#### [Work order]
Print each record below character for character.

━━━━━━━━━━━━━━━━━━━━━━━━━━━━━━

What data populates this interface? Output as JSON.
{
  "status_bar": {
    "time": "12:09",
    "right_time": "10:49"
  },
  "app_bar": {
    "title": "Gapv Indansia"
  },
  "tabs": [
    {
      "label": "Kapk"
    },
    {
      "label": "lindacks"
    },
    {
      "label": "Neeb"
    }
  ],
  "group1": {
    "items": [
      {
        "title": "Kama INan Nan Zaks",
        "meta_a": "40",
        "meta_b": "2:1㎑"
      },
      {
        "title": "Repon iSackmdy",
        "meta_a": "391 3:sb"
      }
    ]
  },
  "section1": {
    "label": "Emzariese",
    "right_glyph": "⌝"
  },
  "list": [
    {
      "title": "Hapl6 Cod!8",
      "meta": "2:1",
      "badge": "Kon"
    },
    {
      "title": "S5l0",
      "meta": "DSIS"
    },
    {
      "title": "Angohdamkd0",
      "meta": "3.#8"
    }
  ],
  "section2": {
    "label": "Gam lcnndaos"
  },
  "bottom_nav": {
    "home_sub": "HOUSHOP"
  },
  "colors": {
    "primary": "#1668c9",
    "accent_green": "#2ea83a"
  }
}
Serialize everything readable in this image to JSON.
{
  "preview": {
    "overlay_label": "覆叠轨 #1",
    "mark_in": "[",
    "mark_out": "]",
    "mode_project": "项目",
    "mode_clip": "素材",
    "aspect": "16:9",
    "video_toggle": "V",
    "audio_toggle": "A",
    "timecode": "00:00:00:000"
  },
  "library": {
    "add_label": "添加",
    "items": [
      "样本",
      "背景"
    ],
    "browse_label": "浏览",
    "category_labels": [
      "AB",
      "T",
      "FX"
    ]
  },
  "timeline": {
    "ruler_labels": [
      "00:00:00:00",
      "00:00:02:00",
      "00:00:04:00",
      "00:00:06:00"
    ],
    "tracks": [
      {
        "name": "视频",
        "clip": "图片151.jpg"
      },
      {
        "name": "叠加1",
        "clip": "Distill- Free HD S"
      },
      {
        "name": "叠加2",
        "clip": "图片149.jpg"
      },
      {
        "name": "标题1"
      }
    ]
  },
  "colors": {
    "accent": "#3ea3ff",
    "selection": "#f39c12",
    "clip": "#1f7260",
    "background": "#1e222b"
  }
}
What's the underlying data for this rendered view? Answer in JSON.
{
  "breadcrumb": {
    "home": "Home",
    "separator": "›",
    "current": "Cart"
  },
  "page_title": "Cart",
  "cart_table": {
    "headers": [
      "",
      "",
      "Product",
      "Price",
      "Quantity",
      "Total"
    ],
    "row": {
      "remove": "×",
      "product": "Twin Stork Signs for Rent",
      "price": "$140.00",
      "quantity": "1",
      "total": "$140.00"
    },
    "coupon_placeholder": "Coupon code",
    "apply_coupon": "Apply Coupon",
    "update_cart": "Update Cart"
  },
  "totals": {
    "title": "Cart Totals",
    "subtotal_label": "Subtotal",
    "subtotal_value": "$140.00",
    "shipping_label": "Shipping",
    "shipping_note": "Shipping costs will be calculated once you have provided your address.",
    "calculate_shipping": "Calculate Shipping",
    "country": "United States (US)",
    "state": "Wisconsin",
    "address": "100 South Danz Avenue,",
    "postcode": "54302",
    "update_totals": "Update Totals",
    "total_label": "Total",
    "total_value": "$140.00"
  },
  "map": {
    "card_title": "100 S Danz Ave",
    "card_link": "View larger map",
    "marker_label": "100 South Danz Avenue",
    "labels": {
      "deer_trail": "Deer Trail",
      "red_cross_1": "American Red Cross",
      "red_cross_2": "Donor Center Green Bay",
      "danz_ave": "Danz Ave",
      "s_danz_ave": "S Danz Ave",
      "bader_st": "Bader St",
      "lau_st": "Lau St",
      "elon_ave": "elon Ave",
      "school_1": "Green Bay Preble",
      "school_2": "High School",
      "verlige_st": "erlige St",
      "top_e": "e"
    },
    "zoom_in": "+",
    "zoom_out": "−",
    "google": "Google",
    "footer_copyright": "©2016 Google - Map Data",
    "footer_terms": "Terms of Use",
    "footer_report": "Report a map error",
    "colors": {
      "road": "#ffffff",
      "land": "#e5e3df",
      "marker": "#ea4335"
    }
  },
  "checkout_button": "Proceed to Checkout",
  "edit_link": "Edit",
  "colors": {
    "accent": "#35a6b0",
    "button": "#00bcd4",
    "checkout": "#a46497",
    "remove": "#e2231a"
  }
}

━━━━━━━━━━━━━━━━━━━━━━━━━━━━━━

#### [Completed task]
What data populates this interface? Output as JSON.
{
  "status_bar": {
    "time": "12:09",
    "right_time": "10:49"
  },
  "app_bar": {
    "title": "Gapv Indansia"
  },
  "tabs": [
    {
      "label": "Kapk"
    },
    {
      "label": "lindacks"
    },
    {
      "label": "Neeb"
    }
  ],
  "group1": {
    "items": [
      {
        "title": "Kama INan Nan Zaks",
        "meta_a": "40",
        "meta_b": "2:1㎑"
      },
      {
        "title": "Repon iSackmdy",
        "meta_a": "391 3:sb"
      }
    ]
  },
  "section1": {
    "label": "Emzariese",
    "right_glyph": "⌝"
  },
  "list": [
    {
      "title": "Hapl6 Cod!8",
      "meta": "2:1",
      "badge": "Kon"
    },
    {
      "title": "S5l0",
      "meta": "DSIS"
    },
    {
      "title": "Angohdamkd0",
      "meta": "3.#8"
    }
  ],
  "section2": {
    "label": "Gam lcnndaos"
  },
  "bottom_nav": {
    "home_sub": "HOUSHOP"
  },
  "colors": {
    "primary": "#1668c9",
    "accent_green": "#2ea83a"
  }
}
Serialize everything readable in this image to JSON.
{
  "preview": {
    "overlay_label": "覆叠轨 #1",
    "mark_in": "[",
    "mark_out": "]",
    "mode_project": "项目",
    "mode_clip": "素材",
    "aspect": "16:9",
    "video_toggle": "V",
    "audio_toggle": "A",
    "timecode": "00:00:00:000"
  },
  "library": {
    "add_label": "添加",
    "items": [
      "样本",
      "背景"
    ],
    "browse_label": "浏览",
    "category_labels": [
      "AB",
      "T",
      "FX"
    ]
  },
  "timeline": {
    "ruler_labels": [
      "00:00:00:00",
      "00:00:02:00",
      "00:00:04:00",
      "00:00:06:00"
    ],
    "tracks": [
      {
        "name": "视频",
        "clip": "图片151.jpg"
      },
      {
        "name": "叠加1",
        "clip": "Distill- Free HD S"
      },
      {
        "name": "叠加2",
        "clip": "图片149.jpg"
      },
      {
        "name": "标题1"
      }
    ]
  },
  "colors": {
    "accent": "#3ea3ff",
    "selection": "#f39c12",
    "clip": "#1f7260",
    "background": "#1e222b"
  }
}
What's the underlying data for this rendered view? Answer in JSON.
{
  "breadcrumb": {
    "home": "Home",
    "separator": "›",
    "current": "Cart"
  },
  "page_title": "Cart",
  "cart_table": {
    "headers": [
      "",
      "",
      "Product",
      "Price",
      "Quantity",
      "Total"
    ],
    "row": {
      "remove": "×",
      "product": "Twin Stork Signs for Rent",
      "price": "$140.00",
      "quantity": "1",
      "total": "$140.00"
    },
    "coupon_placeholder": "Coupon code",
    "apply_coupon": "Apply Coupon",
    "update_cart": "Update Cart"
  },
  "totals": {
    "title": "Cart Totals",
    "subtotal_label": "Subtotal",
    "subtotal_value": "$140.00",
    "shipping_label": "Shipping",
    "shipping_note": "Shipping costs will be calculated once you have provided your address.",
    "calculate_shipping": "Calculate Shipping",
    "country": "United States (US)",
    "state": "Wisconsin",
    "address": "100 South Danz Avenue,",
    "postcode": "54302",
    "update_totals": "Update Totals",
    "total_label": "Total",
    "total_value": "$140.00"
  },
  "map": {
    "card_title": "100 S Danz Ave",
    "card_link": "View larger map",
    "marker_label": "100 South Danz Avenue",
    "labels": {
      "deer_trail": "Deer Trail",
      "red_cross_1": "American Red Cross",
      "red_cross_2": "Donor Center Green Bay",
      "danz_ave": "Danz Ave",
      "s_danz_ave": "S Danz Ave",
      "bader_st": "Bader St",
      "lau_st": "Lau St",
      "elon_ave": "elon Ave",
      "school_1": "Green Bay Preble",
      "school_2": "High School",
      "verlige_st": "erlige St",
      "top_e": "e"
    },
    "zoom_in": "+",
    "zoom_out": "−",
    "google": "Google",
    "footer_copyright": "©2016 Google - Map Data",
    "footer_terms": "Terms of Use",
    "footer_report": "Report a map error",
    "colors": {
      "road": "#ffffff",
      "land": "#e5e3df",
      "marker": "#ea4335"
    }
  },
  "checkout_button": "Proceed to Checkout",
  "edit_link": "Edit",
  "colors": {
    "accent": "#35a6b0",
    "button": "#00bcd4",
    "checkout": "#a46497",
    "remove": "#e2231a"
  }
}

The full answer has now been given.